Project description:Myotube apoptosis occurs normally during muscle development and aging but it can lead to destruction of skeletal muscle in neuromuscular diseases. Therefore, understanding how myotube apoptosis is regulated is important for developing novel strategies for treatment of muscle loss. We investigated the regulation of apoptosis in skeletal muscle and report a striking increase in resistance to apoptosis following differentiation. We find mitotic C2C12 cells (myoblast-like cells) are sensitive to cytosolic cytochrome c microinjection. However, differentiated C2C12 cells (myotube-like cells) and primary myotubes are markedly resistant. This resistance is due to endogenous X-linked inhibitor of apoptotic protein (XIAP). Importantly, the selective difference in the ability of XIAP to block myotube but not myoblast apoptosis is not due to a change in XIAP but rather a decrease in Apaf-1 expression. This decrease in Apaf-1 links XIAP to caspase activation and death. Our findings suggest that in order for myotubes to die, they may degrade XIAP, functionally inactivate XIAP or upregulate Apaf-1. Importantly, we identify a role for endogenous Smac in overcoming XIAP to allow myotube death. However, in postmitotic cardiomyocytes, where XIAP also restricts apoptosis, endogenous Smac was not capable of overcoming XIAP to cause death. These results show that as skeletal muscle differentiate, they become resistant to apoptosis because of the ability of XIAP to regulate caspase activation.
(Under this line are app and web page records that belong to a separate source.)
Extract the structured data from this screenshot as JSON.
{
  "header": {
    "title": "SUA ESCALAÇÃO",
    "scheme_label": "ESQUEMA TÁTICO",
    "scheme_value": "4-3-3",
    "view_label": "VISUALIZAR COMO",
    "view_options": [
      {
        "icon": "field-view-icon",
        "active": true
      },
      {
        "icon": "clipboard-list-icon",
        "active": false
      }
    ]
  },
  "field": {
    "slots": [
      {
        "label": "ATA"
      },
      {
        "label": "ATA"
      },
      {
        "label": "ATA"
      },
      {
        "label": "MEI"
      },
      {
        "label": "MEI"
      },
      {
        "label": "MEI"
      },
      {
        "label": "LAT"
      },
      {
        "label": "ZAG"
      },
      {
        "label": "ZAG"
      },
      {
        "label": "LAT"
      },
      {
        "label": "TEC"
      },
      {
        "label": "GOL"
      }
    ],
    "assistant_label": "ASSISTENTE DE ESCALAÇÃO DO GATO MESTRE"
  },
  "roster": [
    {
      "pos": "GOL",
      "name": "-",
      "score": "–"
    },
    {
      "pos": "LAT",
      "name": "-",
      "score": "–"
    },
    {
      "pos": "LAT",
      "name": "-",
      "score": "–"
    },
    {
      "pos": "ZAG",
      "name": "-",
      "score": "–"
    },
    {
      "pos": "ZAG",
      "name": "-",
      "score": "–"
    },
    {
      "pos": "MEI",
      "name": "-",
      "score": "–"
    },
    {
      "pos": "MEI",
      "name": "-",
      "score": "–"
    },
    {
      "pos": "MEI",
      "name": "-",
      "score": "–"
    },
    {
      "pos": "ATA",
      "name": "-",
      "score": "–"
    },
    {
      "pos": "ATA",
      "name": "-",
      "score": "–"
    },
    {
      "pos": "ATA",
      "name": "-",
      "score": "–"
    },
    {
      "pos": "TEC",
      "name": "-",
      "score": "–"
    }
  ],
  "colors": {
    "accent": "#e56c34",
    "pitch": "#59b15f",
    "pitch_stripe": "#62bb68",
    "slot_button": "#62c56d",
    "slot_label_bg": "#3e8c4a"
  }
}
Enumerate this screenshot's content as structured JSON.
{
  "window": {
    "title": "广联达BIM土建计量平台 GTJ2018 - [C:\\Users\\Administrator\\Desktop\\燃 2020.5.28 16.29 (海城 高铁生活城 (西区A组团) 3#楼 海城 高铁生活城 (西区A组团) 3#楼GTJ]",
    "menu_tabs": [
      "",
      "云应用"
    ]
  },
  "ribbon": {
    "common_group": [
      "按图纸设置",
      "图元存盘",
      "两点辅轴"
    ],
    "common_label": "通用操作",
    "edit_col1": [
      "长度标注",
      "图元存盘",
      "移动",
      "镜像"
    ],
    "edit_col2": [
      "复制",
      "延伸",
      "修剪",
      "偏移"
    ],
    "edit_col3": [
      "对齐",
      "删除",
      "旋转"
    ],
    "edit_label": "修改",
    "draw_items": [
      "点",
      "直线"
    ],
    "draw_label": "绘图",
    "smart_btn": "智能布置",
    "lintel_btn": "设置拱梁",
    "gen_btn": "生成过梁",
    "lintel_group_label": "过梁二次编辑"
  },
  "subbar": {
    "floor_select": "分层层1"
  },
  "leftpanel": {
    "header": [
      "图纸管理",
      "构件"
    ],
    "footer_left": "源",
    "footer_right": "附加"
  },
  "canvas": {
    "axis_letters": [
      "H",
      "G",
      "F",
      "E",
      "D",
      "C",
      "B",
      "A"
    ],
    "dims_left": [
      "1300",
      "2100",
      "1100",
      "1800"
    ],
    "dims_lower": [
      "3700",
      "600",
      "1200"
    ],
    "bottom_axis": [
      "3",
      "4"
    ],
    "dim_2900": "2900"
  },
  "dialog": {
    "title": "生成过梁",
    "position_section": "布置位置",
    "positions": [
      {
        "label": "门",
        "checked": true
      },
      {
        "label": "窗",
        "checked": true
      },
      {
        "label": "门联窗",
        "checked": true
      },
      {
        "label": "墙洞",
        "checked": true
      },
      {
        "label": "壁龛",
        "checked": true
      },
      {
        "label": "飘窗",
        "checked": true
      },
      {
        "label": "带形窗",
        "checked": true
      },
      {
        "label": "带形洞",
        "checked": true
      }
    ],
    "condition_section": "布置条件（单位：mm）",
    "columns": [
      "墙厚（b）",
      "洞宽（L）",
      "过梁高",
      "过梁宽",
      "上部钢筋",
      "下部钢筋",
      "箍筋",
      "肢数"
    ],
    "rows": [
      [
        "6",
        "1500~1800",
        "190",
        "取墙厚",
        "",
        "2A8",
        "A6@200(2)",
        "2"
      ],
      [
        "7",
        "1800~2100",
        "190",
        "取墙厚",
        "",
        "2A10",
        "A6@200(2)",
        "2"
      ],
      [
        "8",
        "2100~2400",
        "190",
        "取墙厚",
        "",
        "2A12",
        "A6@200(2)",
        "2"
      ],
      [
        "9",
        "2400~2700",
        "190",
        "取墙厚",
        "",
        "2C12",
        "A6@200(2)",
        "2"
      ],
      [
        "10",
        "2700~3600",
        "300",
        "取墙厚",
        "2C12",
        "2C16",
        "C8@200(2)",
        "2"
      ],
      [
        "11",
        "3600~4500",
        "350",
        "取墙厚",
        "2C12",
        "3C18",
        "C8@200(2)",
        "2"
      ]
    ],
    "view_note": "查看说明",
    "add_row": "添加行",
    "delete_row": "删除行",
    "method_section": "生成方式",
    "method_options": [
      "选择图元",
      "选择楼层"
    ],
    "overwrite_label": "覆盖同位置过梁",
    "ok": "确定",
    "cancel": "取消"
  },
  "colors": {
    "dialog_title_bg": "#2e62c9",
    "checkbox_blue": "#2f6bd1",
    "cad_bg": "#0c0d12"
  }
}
The increased restriction of apoptosis in myotubes is presumably important to ensure the long term survival of these postmitotic cells as they play a vital role in the physiology of organisms.